Dear New England Science Writers and other journalists:
On Saturday, June 18, 2011, join other journalists for what promises to be an interesting discussion at the New Bedford Whaling Museum. There continues to be disagreement over whether certain fish stocks are being overfished, not just in this part of the world but most everywhere. Case in point: On Massachusetts’ South Coast, fishermen and some scientists claim that reports of overfishing are “a myth,” while other marine scientists and government officials claim that certain species are dangerously overfished, which has led to the implementation of catch limits – limits that, according to the fishing community, are too harsh.
Assessing fish populations has always been an inexact science. However, new technologies are under development that will help to more accurately “count” fish and know whether or not fisheries are indeed healthy. Joining us to speak about these technologies are ocean engineer Hanumant Singh, Woods Hole Oceanographic Institution, and marine biologist Kevin Stokesbury, School for Marine Science & Technology, UMass Dartmouth. Both scientists are at the forefront of new approaches, and they will describe why the old ways of counting fish can be so misleading and the advantages of these new technologies.
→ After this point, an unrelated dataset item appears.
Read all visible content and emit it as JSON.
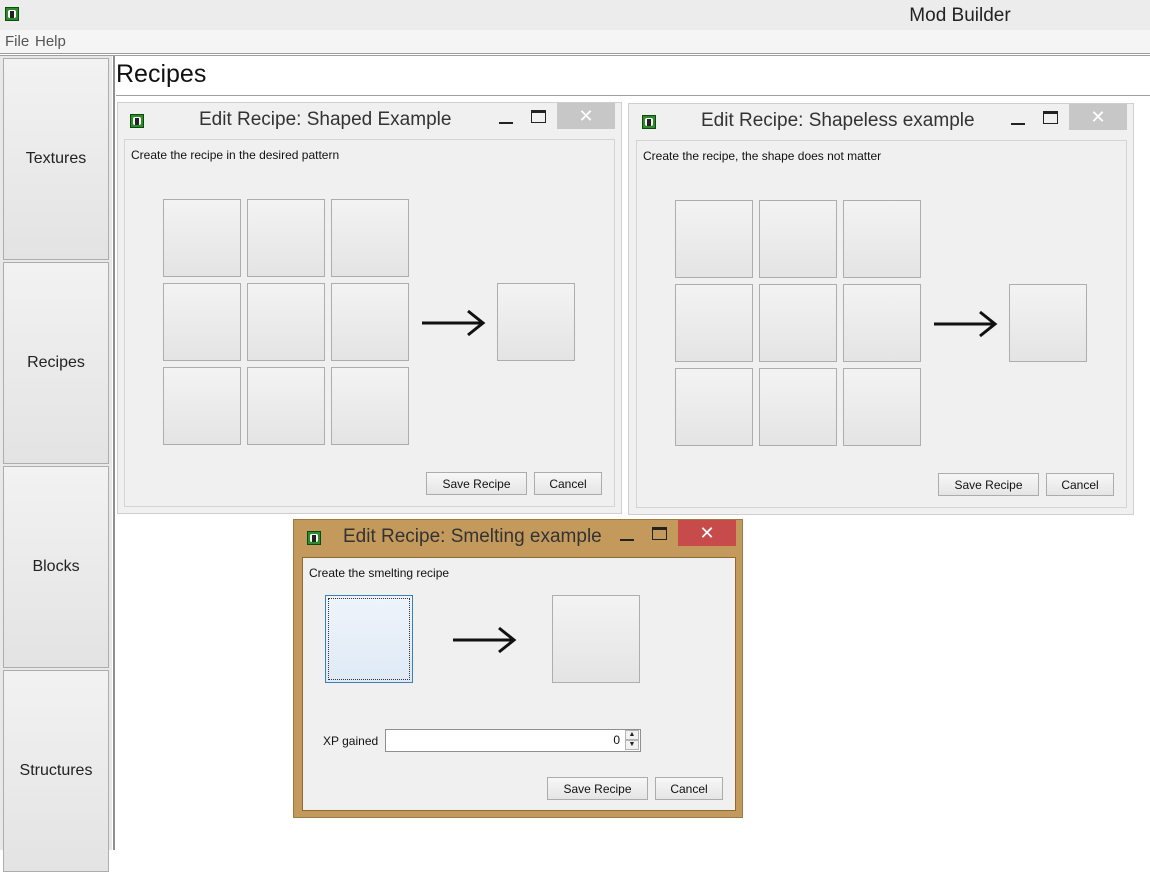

The talk starts at 2:00pm… Place: The New Bedford Whaling Museum, downtown New Bedford. Attendance: $10/per person at the door. After the talk, attendees will have a chance to tour the Whaling Museum, a phenomenal place unto itself. For those who have time, a beer networking hour (cash bar) from 4:30 to 5:30 will follow at a pub up the street.
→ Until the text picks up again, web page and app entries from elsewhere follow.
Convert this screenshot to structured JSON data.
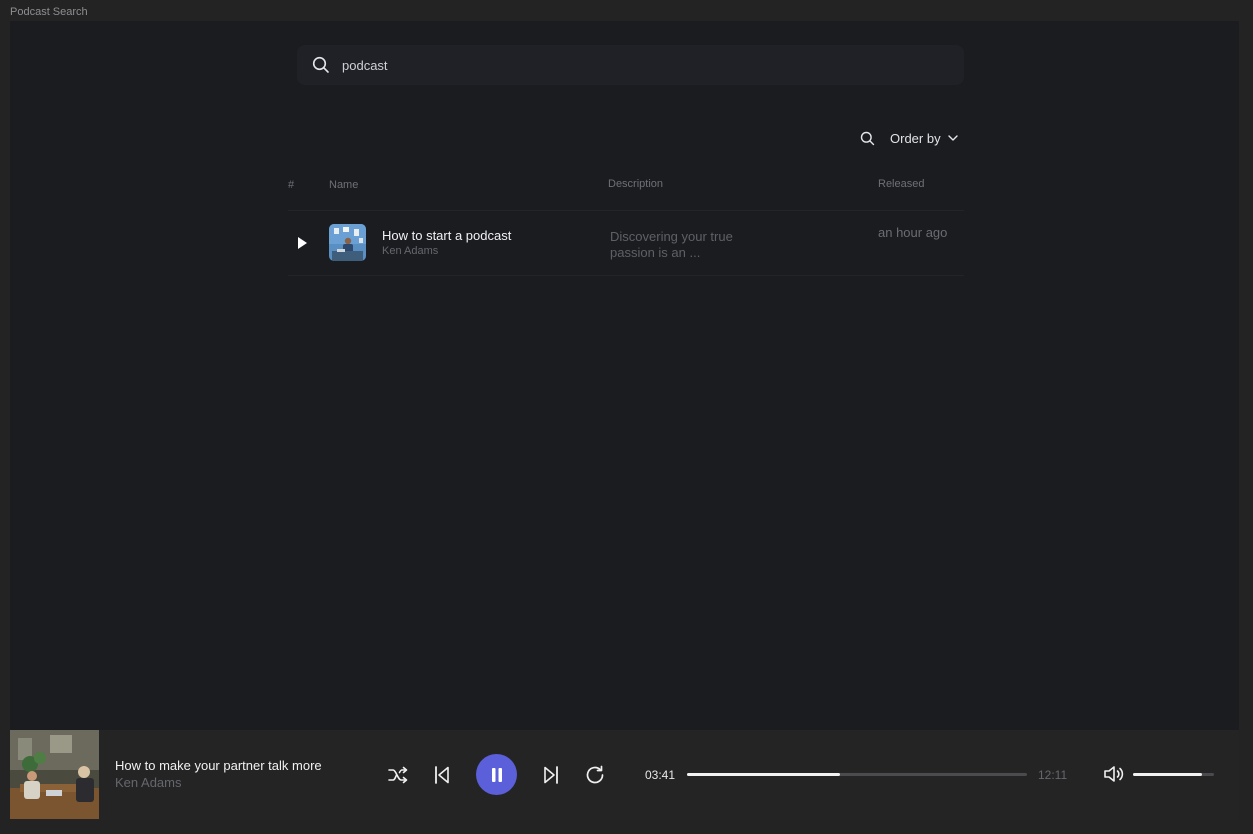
{
  "window": {
    "title": "Podcast Search"
  },
  "search": {
    "value": "podcast"
  },
  "toolbar": {
    "order_label": "Order by"
  },
  "table": {
    "headers": {
      "index": "#",
      "name": "Name",
      "description": "Description",
      "released": "Released"
    },
    "rows": [
      {
        "title": "How to start a podcast",
        "author": "Ken Adams",
        "description": "Discovering your true passion is an ...",
        "released": "an hour ago"
      }
    ]
  },
  "player": {
    "title": "How to make your partner talk more",
    "author": "Ken Adams",
    "current_time": "03:41",
    "total_time": "12:11",
    "progress": 0.45,
    "volume": 0.85,
    "accent_color": "#5b5fd9"
  },
  "icons": [
    "search-icon",
    "chevron-down-icon",
    "play-icon",
    "shuffle-icon",
    "skip-back-icon",
    "pause-icon",
    "skip-forward-icon",
    "repeat-icon",
    "volume-icon"
  ]
}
To attend, please send an email to: firstname.lastname@example.org. You’ll be sent more info about car/bus directions and parking. (Re: any questions, feel free to call me at 508-984-1955.) Hope to see you on Saturday, June 18th, close to the wharves.
Ann Parson, for New England Science Writers
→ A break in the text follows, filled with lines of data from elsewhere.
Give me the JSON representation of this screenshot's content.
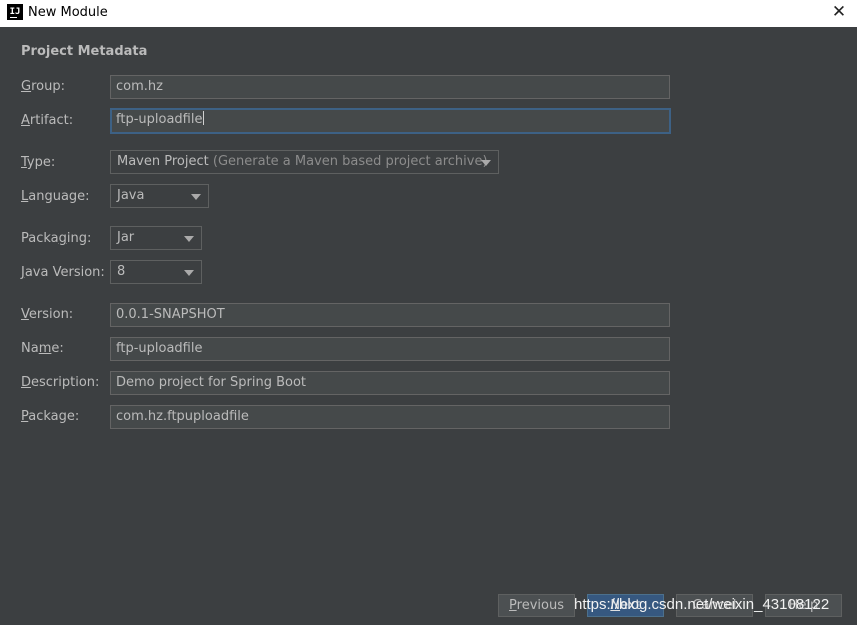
{
  "window": {
    "title": "New Module",
    "icon_text": "IJ"
  },
  "section": {
    "title": "Project Metadata"
  },
  "fields": {
    "group": {
      "label_m": "G",
      "label_rest": "roup:",
      "value": "com.hz"
    },
    "artifact": {
      "label_m": "A",
      "label_rest": "rtifact:",
      "value": "ftp-uploadfile"
    },
    "type": {
      "label_m": "T",
      "label_rest": "ype:",
      "value": "Maven Project",
      "hint": "(Generate a Maven based project archive)"
    },
    "language": {
      "label_m": "L",
      "label_rest": "anguage:",
      "value": "Java"
    },
    "packaging": {
      "label_pre": "Packa",
      "label_m": "g",
      "label_rest": "ing:",
      "value": "Jar"
    },
    "java_version": {
      "label_m": "J",
      "label_rest": "ava Version:",
      "value": "8"
    },
    "version": {
      "label_m": "V",
      "label_rest": "ersion:",
      "value": "0.0.1-SNAPSHOT"
    },
    "name": {
      "label_pre": "Na",
      "label_m": "m",
      "label_rest": "e:",
      "value": "ftp-uploadfile"
    },
    "description": {
      "label_m": "D",
      "label_rest": "escription:",
      "value": "Demo project for Spring Boot"
    },
    "package": {
      "label_m": "P",
      "label_rest": "ackage:",
      "value": "com.hz.ftpuploadfile"
    }
  },
  "buttons": {
    "previous": {
      "label_m": "P",
      "label_rest": "revious"
    },
    "next": {
      "label_m": "N",
      "label_rest": "ext"
    },
    "cancel": {
      "label": "Cancel"
    },
    "help": {
      "label": "Help"
    }
  },
  "watermark": "https://blog.csdn.net/weixin_43108122"
}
Appreciation goes to Heather Goldstone of NESW for helping with this event. NESW is extremely grateful to the New Bedford Whaling Museum for making its multi-media theater available.